BACKGROUND: School policies and practices, such as the sharing of school facilities with the surrounding community, support physical activity among students and community members, but are often underutilized. This study examined variations in shared use practices, and associations with perceived barriers.
METHODS: Surveys were completed by a nationally representative sample of 640 public elementary schools across the United States. Administrators reported on their school's practices related to the shared use of indoor and outdoor facilities, and perceived barriers to sharing. Multivariate logistic regression models were used to examine associations between barriers and practices.
RESULTS: Liability or legal concerns, staffing expenses, and facility operation costs were most frequently reported as barriers, while lack of adequate facilities and perceived lack of community interest were less common. Cost concerns and perceived lack of community interest were most strongly associated with lack of sharing.
CONCLUSIONS: Although liability or legal concerns are common, such concerns are not necessarily associated with less sharing when other factors are taken into account. Administrators' perceptions about lack of community interest were associated with less sharing, but these perceptions may not accurately reflect the community's perspective.
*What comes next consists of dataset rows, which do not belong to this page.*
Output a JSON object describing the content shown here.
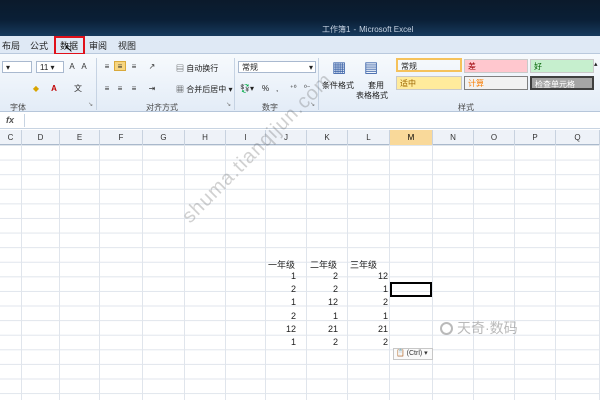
{
  "window": {
    "title_doc": "工作簿1",
    "title_app": "Microsoft Excel"
  },
  "tabs": [
    {
      "label": "布局"
    },
    {
      "label": "公式"
    },
    {
      "label": "数据"
    },
    {
      "label": "审阅"
    },
    {
      "label": "视图"
    }
  ],
  "ribbon": {
    "font": {
      "size": "11",
      "group_label": "字体"
    },
    "alignment": {
      "wrap_text": "自动换行",
      "merge_center": "合并后居中",
      "group_label": "对齐方式"
    },
    "number": {
      "format": "常规",
      "percent": "%",
      "comma": ",",
      "group_label": "数字"
    },
    "styles": {
      "conditional_format": "条件格式",
      "format_table": "套用",
      "format_table2": "表格格式",
      "group_label": "样式",
      "cells": [
        {
          "label": "常规",
          "bg": "#ffffff",
          "color": "#222222"
        },
        {
          "label": "差",
          "bg": "#ffc7ce",
          "color": "#9c0006"
        },
        {
          "label": "好",
          "bg": "#c6efce",
          "color": "#006100"
        },
        {
          "label": "适中",
          "bg": "#ffeb9c",
          "color": "#9c6500"
        },
        {
          "label": "计算",
          "bg": "#f2f2f2",
          "color": "#fa7d00"
        },
        {
          "label": "检查单元格",
          "bg": "#a5a5a5",
          "color": "#ffffff"
        }
      ]
    }
  },
  "formula_bar": {
    "fx": "fx",
    "value": ""
  },
  "columns": [
    "C",
    "D",
    "E",
    "F",
    "G",
    "H",
    "I",
    "J",
    "K",
    "L",
    "M",
    "N",
    "O",
    "P",
    "Q"
  ],
  "active_column": "M",
  "table": {
    "headers": [
      "一年级",
      "二年级",
      "三年级"
    ],
    "rows": [
      [
        "1",
        "2",
        "12"
      ],
      [
        "2",
        "2",
        "1"
      ],
      [
        "1",
        "12",
        "2"
      ],
      [
        "2",
        "1",
        "1"
      ],
      [
        "12",
        "21",
        "21"
      ],
      [
        "1",
        "2",
        "2"
      ]
    ]
  },
  "paste_options": "(Ctrl)",
  "watermark": {
    "text": "shuma.tianqijun.com",
    "logo": "天奇·数码"
  },
  "colors": {
    "highlight": "#e0101a",
    "selection": "#000000",
    "active_header": "#f9d99a"
  }
}
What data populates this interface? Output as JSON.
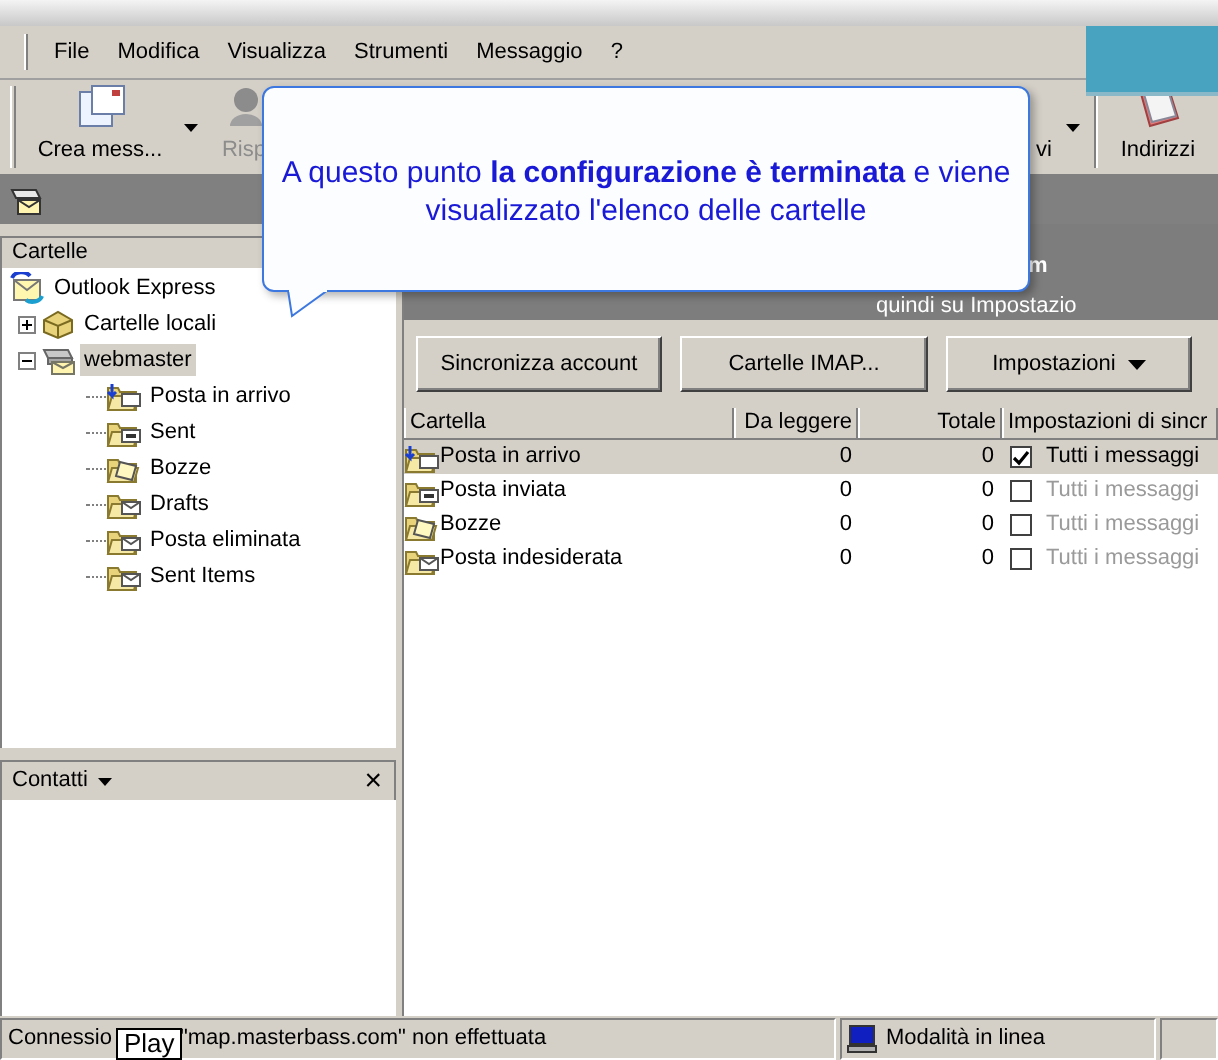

Active development of partnerships could increase access to school facilities.
Turner, Lindsey; Calvert, Hannah G.; and Chaloupka, Frank J., "Barriers to Shared Use of Indoor and Outdoor Facilities at US Elementary Schools" (2018). University Author Recognition Bibliography: 2018. 3.